Bands moved away from the group of cells. He crossed over a junction of tunnels running left and right and up and down and made his way to the Bone Marrow school. As he looked through an archway ahead, he could see his teacher talking to the new group of cells that had been made that morning. Bands floated slowly towards the back of the classroom, hoping to slip in unnoticed, his round, pale body camouflaged amongst all the other cells. It didn’t work.
“Good morning Bands,” Master Baso boomed over the rows of young blood cells. “So glad you could join us.”
All the new cells, tightly packed together into the pocket of marrow tissue, turned to face the back. Band’s face flushed bright red. “I was just explaining about the red blood cells,” continued Master Baso, “and as you obviously feel you know all of this, by not arriving on time, maybe you would like to tell us instead?”
Bands sighed. He’d been at school for ages but still he wasn’t allowed to advance to the next stage of training. He had to stay in the classroom because Master Baso thought he wasn’t ready. Bands was convinced it was because he didn’t like him.
“They are the workers. They carry oxygen from the lungs around the body and take the carbon dioxide away,” said Bands in a monotonous voice.
“Is that all?” said Master Baso.
“Is that all what Sir?”
“Is that all they do or is that all you know?” continued Master Baso.
“I answered didn’t I?” said Bands rudely.
All the young blood cells stared at Bands with their mouths open.
“Come, come Bands,” said Master Baso. “That’s not the way to enthuse our new brothers and sisters. These new cells are at the start of their life. They are eager to learn how they will take part in our fight against infections.”
“But that’s the problem,” said Bands interrupting. “All we ever do is learn.
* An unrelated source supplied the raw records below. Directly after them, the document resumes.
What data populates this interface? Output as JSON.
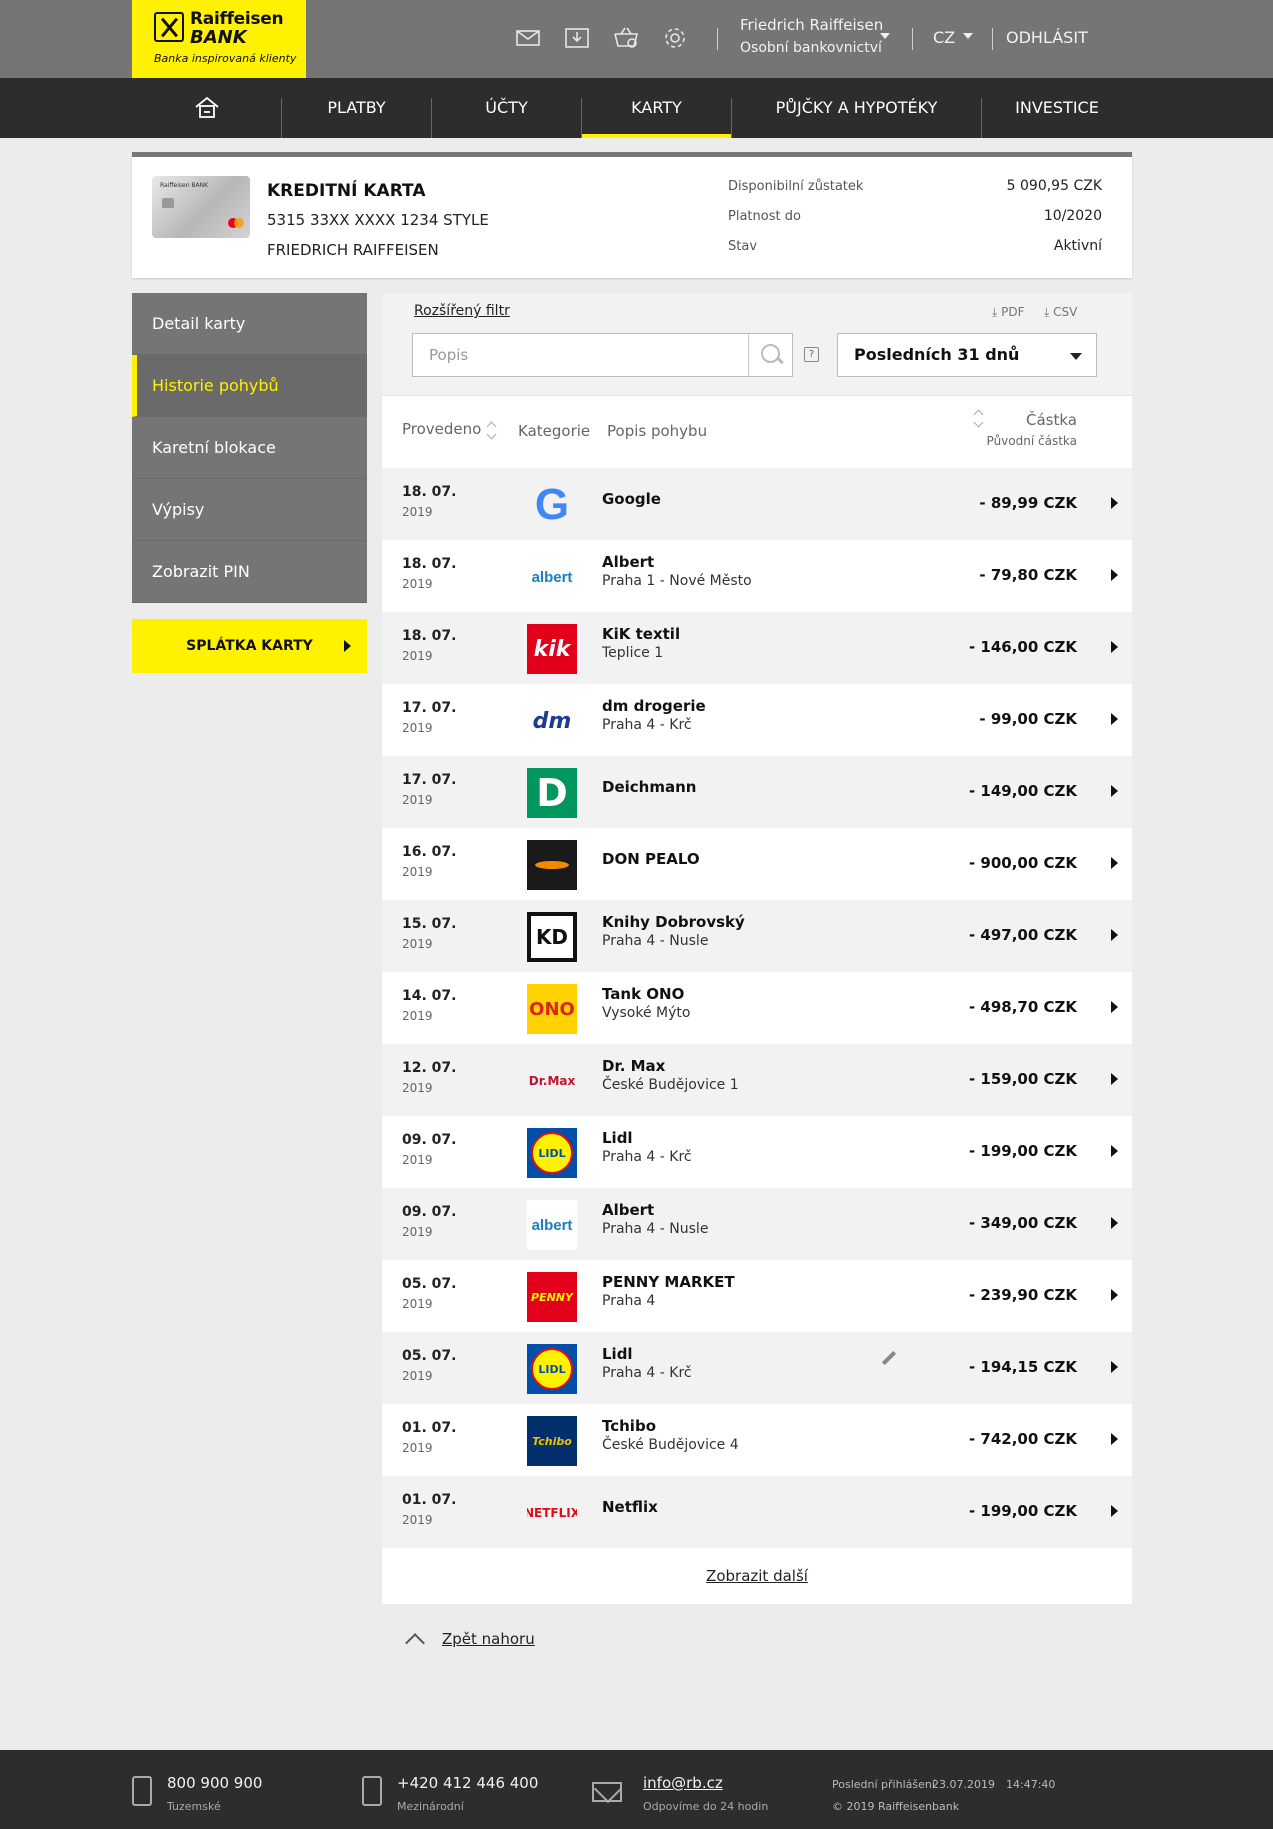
{
  "brand": {
    "name_line1": "Raiffeisen",
    "name_line2": "BANK",
    "tagline": "Banka inspirovaná klienty"
  },
  "header": {
    "icons": [
      "mail-icon",
      "download-icon",
      "basket-icon",
      "settings-icon"
    ],
    "user_name": "Friedrich Raiffeisen",
    "user_segment": "Osobní bankovnictví",
    "lang": "CZ",
    "logout": "ODHLÁSIT"
  },
  "nav": {
    "items": [
      {
        "label": "PLATBY"
      },
      {
        "label": "ÚČTY"
      },
      {
        "label": "KARTY"
      },
      {
        "label": "PŮJČKY A HYPOTÉKY"
      },
      {
        "label": "INVESTICE"
      }
    ],
    "active": "KARTY"
  },
  "card": {
    "title": "KREDITNÍ KARTA",
    "number": "5315 33XX XXXX 1234 STYLE",
    "holder": "FRIEDRICH RAIFFEISEN",
    "image_label": "Raiffeisen BANK",
    "details": [
      {
        "label": "Disponibilní zůstatek",
        "value": "5 090,95 CZK"
      },
      {
        "label": "Platnost do",
        "value": "10/2020"
      },
      {
        "label": "Stav",
        "value": "Aktivní"
      }
    ]
  },
  "sidebar": {
    "items": [
      {
        "label": "Detail karty"
      },
      {
        "label": "Historie pohybů"
      },
      {
        "label": "Karetní blokace"
      },
      {
        "label": "Výpisy"
      },
      {
        "label": "Zobrazit PIN"
      }
    ],
    "active": "Historie pohybů",
    "cta": "SPLÁTKA KARTY"
  },
  "filter": {
    "advanced": "Rozšířený filtr",
    "pdf": "PDF",
    "csv": "CSV",
    "search_placeholder": "Popis",
    "help": "?",
    "period": "Posledních 31 dnů"
  },
  "table": {
    "headers": {
      "date": "Provedeno",
      "category": "Kategorie",
      "description": "Popis pohybu",
      "amount": "Částka",
      "amount_sub": "Původní částka"
    },
    "rows": [
      {
        "date": "18. 07.",
        "year": "2019",
        "name": "Google",
        "place": "",
        "amount": "- 89,99 CZK",
        "logo": "google-logo-icon",
        "logo_text": "G"
      },
      {
        "date": "18. 07.",
        "year": "2019",
        "name": "Albert",
        "place": "Praha 1 - Nové Město",
        "amount": "- 79,80 CZK",
        "logo": "albert-logo-icon",
        "logo_text": "albert"
      },
      {
        "date": "18. 07.",
        "year": "2019",
        "name": "KiK textil",
        "place": "Teplice 1",
        "amount": "- 146,00 CZK",
        "logo": "kik-logo-icon",
        "logo_text": "kik"
      },
      {
        "date": "17. 07.",
        "year": "2019",
        "name": "dm drogerie",
        "place": "Praha 4 - Krč",
        "amount": "- 99,00 CZK",
        "logo": "dm-logo-icon",
        "logo_text": "dm"
      },
      {
        "date": "17. 07.",
        "year": "2019",
        "name": "Deichmann",
        "place": "",
        "amount": "- 149,00 CZK",
        "logo": "deichmann-logo-icon",
        "logo_text": "D"
      },
      {
        "date": "16. 07.",
        "year": "2019",
        "name": "DON PEALO",
        "place": "",
        "amount": "- 900,00 CZK",
        "logo": "don-pealo-logo-icon",
        "logo_text": ""
      },
      {
        "date": "15. 07.",
        "year": "2019",
        "name": "Knihy Dobrovský",
        "place": "Praha 4 - Nusle",
        "amount": "- 497,00 CZK",
        "logo": "knihy-dobrovsky-logo-icon",
        "logo_text": "KD"
      },
      {
        "date": "14. 07.",
        "year": "2019",
        "name": "Tank ONO",
        "place": "Vysoké Mýto",
        "amount": "- 498,70 CZK",
        "logo": "ono-logo-icon",
        "logo_text": "ONO"
      },
      {
        "date": "12. 07.",
        "year": "2019",
        "name": "Dr. Max",
        "place": "České Budějovice 1",
        "amount": "- 159,00 CZK",
        "logo": "drmax-logo-icon",
        "logo_text": "Dr.Max"
      },
      {
        "date": "09. 07.",
        "year": "2019",
        "name": "Lidl",
        "place": "Praha 4 - Krč",
        "amount": "- 199,00 CZK",
        "logo": "lidl-logo-icon",
        "logo_text": "LIDL"
      },
      {
        "date": "09. 07.",
        "year": "2019",
        "name": "Albert",
        "place": "Praha 4 - Nusle",
        "amount": "- 349,00 CZK",
        "logo": "albert-logo-icon",
        "logo_text": "albert"
      },
      {
        "date": "05. 07.",
        "year": "2019",
        "name": "PENNY MARKET",
        "place": "Praha 4",
        "amount": "- 239,90 CZK",
        "logo": "penny-logo-icon",
        "logo_text": "PENNY"
      },
      {
        "date": "05. 07.",
        "year": "2019",
        "name": "Lidl",
        "place": "Praha 4 - Krč",
        "amount": "- 194,15 CZK",
        "logo": "lidl-logo-icon",
        "logo_text": "LIDL",
        "edit": true
      },
      {
        "date": "01. 07.",
        "year": "2019",
        "name": "Tchibo",
        "place": "České Budějovice 4",
        "amount": "- 742,00 CZK",
        "logo": "tchibo-logo-icon",
        "logo_text": "Tchibo"
      },
      {
        "date": "01. 07.",
        "year": "2019",
        "name": "Netflix",
        "place": "",
        "amount": "- 199,00 CZK",
        "logo": "netflix-logo-icon",
        "logo_text": "NETFLIX"
      }
    ],
    "show_more": "Zobrazit další"
  },
  "back_to_top": "Zpět nahoru",
  "footer": {
    "phone1": "800 900 900",
    "phone1_sub": "Tuzemské",
    "phone2": "+420 412 446 400",
    "phone2_sub": "Mezinárodní",
    "email": "info@rb.cz",
    "email_sub": "Odpovíme do 24 hodin",
    "last_login_label": "Poslední přihlášení",
    "last_login_date": "23.07.2019",
    "last_login_time": "14:47:40",
    "copyright": "© 2019 Raiffeisenbank"
  },
  "colors": {
    "brand_yellow": "#fff200",
    "nav_dark": "#2d2d2d",
    "top_gray": "#757575"
  }
}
We don’t actually get involved in the fighting.”
Master Baso shook his head. “Bands, you are too impatient. There is much you need to know before you become a truly great white blood cell.”
Master Baso turned away from Bands and glided over the top of the new cells. “Our red blood cell cousins are many in number. There are at least 600 red blood cells for every one of us. They help to keep the human body moving, by the delivery of oxygen to all the muscles and organs.” He paused and moved in closer to the eager new cells. “But we white blood cells, or as I like to call us, …the WBCs,” he chuckled, as if he’d
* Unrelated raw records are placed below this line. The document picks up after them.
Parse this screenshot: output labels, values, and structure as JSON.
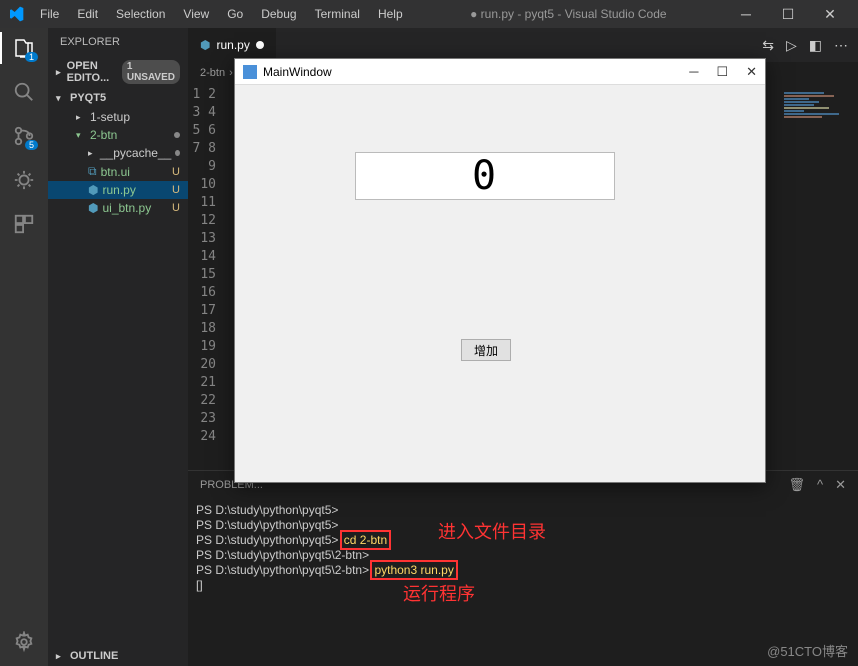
{
  "titlebar": {
    "menu": [
      "File",
      "Edit",
      "Selection",
      "View",
      "Go",
      "Debug",
      "Terminal",
      "Help"
    ],
    "title": "● run.py - pyqt5 - Visual Studio Code"
  },
  "activity": {
    "explorer_badge": "1",
    "scm_badge": "5"
  },
  "sidebar": {
    "header": "EXPLORER",
    "open_editors": "OPEN EDITO...",
    "unsaved": "1 UNSAVED",
    "root": "PYQT5",
    "items": [
      {
        "name": "1-setup",
        "kind": "folder"
      },
      {
        "name": "2-btn",
        "kind": "folder-open",
        "mod": "●"
      },
      {
        "name": "__pycache__",
        "kind": "folder",
        "nested": 2,
        "mod": "●"
      },
      {
        "name": "btn.ui",
        "kind": "file",
        "nested": 2,
        "mod": "U"
      },
      {
        "name": "run.py",
        "kind": "file",
        "nested": 2,
        "mod": "U",
        "active": true
      },
      {
        "name": "ui_btn.py",
        "kind": "file",
        "nested": 2,
        "mod": "U"
      }
    ],
    "outline": "OUTLINE"
  },
  "editor": {
    "tab": "run.py",
    "breadcrumb": [
      "2-btn"
    ],
    "line_count": 24
  },
  "dialog": {
    "title": "MainWindow",
    "lcd_value": "0",
    "button": "增加"
  },
  "terminal": {
    "tabs": [
      "PROBLEM..."
    ],
    "lines": [
      "PS D:\\study\\python\\pyqt5>",
      "PS D:\\study\\python\\pyqt5>",
      "PS D:\\study\\python\\pyqt5> ",
      "PS D:\\study\\python\\pyqt5\\2-btn>",
      "PS D:\\study\\python\\pyqt5\\2-btn> "
    ],
    "cmd1": "cd 2-btn",
    "cmd2": "python3 run.py",
    "cursor": "[]"
  },
  "annotations": {
    "a1": "进入文件目录",
    "a2": "运行程序"
  },
  "watermark": "@51CTO博客"
}
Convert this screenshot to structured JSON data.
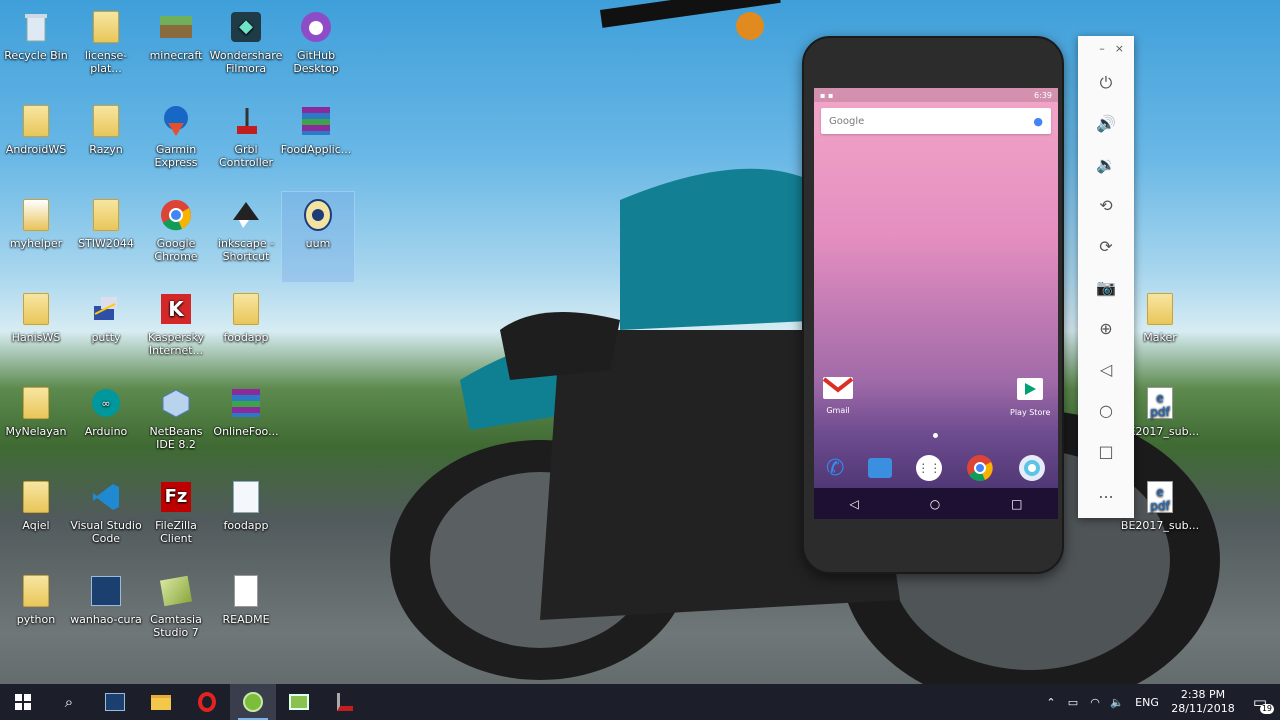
{
  "desktop": {
    "icons": [
      {
        "label": "Recycle Bin",
        "icon": "recycle-bin-icon"
      },
      {
        "label": "license-plat...",
        "icon": "folder-icon"
      },
      {
        "label": "minecraft",
        "icon": "minecraft-icon"
      },
      {
        "label": "Wondershare Filmora",
        "icon": "filmora-icon"
      },
      {
        "label": "GitHub Desktop",
        "icon": "github-icon"
      },
      {
        "label": "AndroidWS",
        "icon": "folder-icon"
      },
      {
        "label": "Razyn",
        "icon": "folder-icon"
      },
      {
        "label": "Garmin Express",
        "icon": "garmin-icon"
      },
      {
        "label": "Grbl Controller",
        "icon": "grbl-icon"
      },
      {
        "label": "FoodApplic...",
        "icon": "winrar-icon"
      },
      {
        "label": "myhelper",
        "icon": "folder-icon"
      },
      {
        "label": "STIW2044",
        "icon": "folder-icon"
      },
      {
        "label": "Google Chrome",
        "icon": "chrome-icon"
      },
      {
        "label": "inkscape - Shortcut",
        "icon": "inkscape-icon"
      },
      {
        "label": "uum",
        "icon": "uum-icon"
      },
      {
        "label": "HanisWS",
        "icon": "folder-icon"
      },
      {
        "label": "putty",
        "icon": "putty-icon"
      },
      {
        "label": "Kaspersky Internet...",
        "icon": "kaspersky-icon"
      },
      {
        "label": "foodapp",
        "icon": "folder-icon"
      },
      {
        "label": "MyNelayan",
        "icon": "folder-icon"
      },
      {
        "label": "Arduino",
        "icon": "arduino-icon"
      },
      {
        "label": "NetBeans IDE 8.2",
        "icon": "netbeans-icon"
      },
      {
        "label": "OnlineFoo...",
        "icon": "winrar-icon"
      },
      {
        "label": "Aqiel",
        "icon": "folder-icon"
      },
      {
        "label": "Visual Studio Code",
        "icon": "vscode-icon"
      },
      {
        "label": "FileZilla Client",
        "icon": "filezilla-icon"
      },
      {
        "label": "foodapp",
        "icon": "document-icon"
      },
      {
        "label": "python",
        "icon": "folder-icon"
      },
      {
        "label": "wanhao-cura",
        "icon": "cura-icon"
      },
      {
        "label": "Camtasia Studio 7",
        "icon": "camtasia-icon"
      },
      {
        "label": "README",
        "icon": "text-file-icon"
      },
      {
        "label": "Maker",
        "icon": "folder-icon"
      },
      {
        "label": "BE2017_sub...",
        "icon": "pdf-icon"
      },
      {
        "label": "BE2017_sub...",
        "icon": "pdf-icon"
      }
    ]
  },
  "emulator": {
    "status_time": "6:39",
    "search_brand": "Google",
    "apps": [
      {
        "label": "Gmail",
        "icon": "gmail-icon"
      },
      {
        "label": "Play Store",
        "icon": "play-store-icon"
      }
    ],
    "hotseat": [
      "phone-icon",
      "messages-icon",
      "app-drawer-icon",
      "chrome-icon",
      "camera-icon"
    ],
    "toolbar": {
      "minimize": "–",
      "close": "×",
      "buttons": [
        "power-icon",
        "volume-up-icon",
        "volume-down-icon",
        "rotate-left-icon",
        "rotate-right-icon",
        "camera-icon",
        "zoom-icon",
        "back-icon",
        "home-icon",
        "overview-icon",
        "more-icon"
      ],
      "more_label": "..."
    }
  },
  "taskbar": {
    "apps": [
      "start-icon",
      "search-icon",
      "wanhao-icon",
      "file-explorer-icon",
      "opera-icon",
      "android-studio-icon",
      "camtasia-icon",
      "grbl-icon"
    ],
    "language": "ENG",
    "time": "2:38 PM",
    "date": "28/11/2018",
    "notifications": "19"
  },
  "colors": {
    "taskbar_bg": "#1c1f2a",
    "phone_screen_top": "#f2a6c8",
    "phone_screen_bottom": "#3f2c66"
  }
}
The new cells were all watching Master Baso intently, listening to every word he said. Except for Bands. He wasn’t listening. He was too busy bouncing up and down into the soft, spongy tissue beneath him.
“There are many dangers here,” continued Master Baso. “A blow to the human body can cause blood vessels to burst. It is our job to eat those blood cells before they seep into the surrounding tissue.” Master Baso scanned the crowd of wide-eyed white cells. “Can you think of any other dangers you might face?”
“Can we get stuck?” asked one eager cell.
“That’s right!” shouted out Master Baso enthusiastically, pleased that some of his new students were listening. “We white blood cells have a nucleus in our body.” All the cells peered down at their middles to have a better look.
“This nucleus has a computer system which contains lots of information, like a human’s brain. And like a human’s brain, we must look after it above all else. As it makes our body less flexible, it is sometimes difficult for us to move through narrow areas like the capillaries. These are the tiny tunnels at the end of veins and arteries.” Master Baso looked at them sternly. “If you get stuck, your life will be over.”
Band’s bouncing had become more exuberant and he almost toppled over into the cell sitting next to him. The cell giggled and then straightened up when she saw Master Baso looking straight at them.
“Did you say something?” asked Master Baso, sailing right up to Bands.
“No sir. Not a word,” Bands smiled.
“Hmm,” said Master Baso, eyeing him suspiciously, before turning round to face the other cells. “Now, I would like to do a practice drill outside the Bone Marrow.”
“Another boring drill,” said Bands, pulling a face and pretending to yawn. The cell next to him giggled again. Fortunately for Bands, Master Baso didn’t hear or at least pretended not to.
Before Cell Wars by Amanda Miles / History & Fiction have rating 4.1 out of 5 / Based on37 votes